Task input:

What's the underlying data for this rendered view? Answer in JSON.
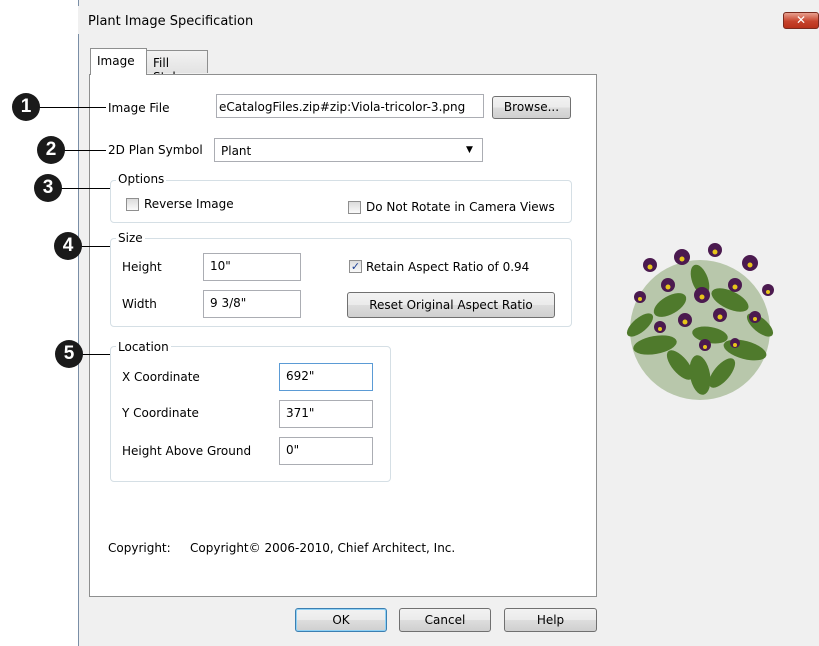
{
  "dialog": {
    "title": "Plant Image Specification",
    "close_label": "✕"
  },
  "tabs": [
    {
      "label": "Image"
    },
    {
      "label": "Fill Style"
    }
  ],
  "callouts": [
    "1",
    "2",
    "3",
    "4",
    "5"
  ],
  "image_file": {
    "label": "Image File",
    "value": "eCatalogFiles.zip#zip:Viola-tricolor-3.png",
    "browse_label": "Browse..."
  },
  "plan_symbol": {
    "label": "2D Plan Symbol",
    "value": "Plant"
  },
  "options": {
    "title": "Options",
    "reverse_image": {
      "label": "Reverse Image",
      "checked": false
    },
    "do_not_rotate": {
      "label": "Do Not Rotate in Camera Views",
      "checked": false
    }
  },
  "size": {
    "title": "Size",
    "height_label": "Height",
    "height_value": "10\"",
    "width_label": "Width",
    "width_value": "9 3/8\"",
    "retain_label": "Retain Aspect Ratio of 0.94",
    "retain_checked": true,
    "reset_label": "Reset Original Aspect Ratio"
  },
  "location": {
    "title": "Location",
    "x_label": "X Coordinate",
    "x_value": "692\"",
    "y_label": "Y Coordinate",
    "y_value": "371\"",
    "h_label": "Height Above Ground",
    "h_value": "0\""
  },
  "copyright": {
    "label": "Copyright:",
    "value": "Copyright© 2006-2010, Chief Architect, Inc."
  },
  "footer": {
    "ok_label": "OK",
    "cancel_label": "Cancel",
    "help_label": "Help"
  },
  "colors": {
    "flower_purple": "#4b1a4f",
    "flower_yellow": "#e7c51a",
    "leaf_green": "#4f7a2c"
  }
}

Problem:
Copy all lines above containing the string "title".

Written solution:
    "title": "Plant Image Specification",
    "title": "Options",
    "title": "Size",
    "title": "Location",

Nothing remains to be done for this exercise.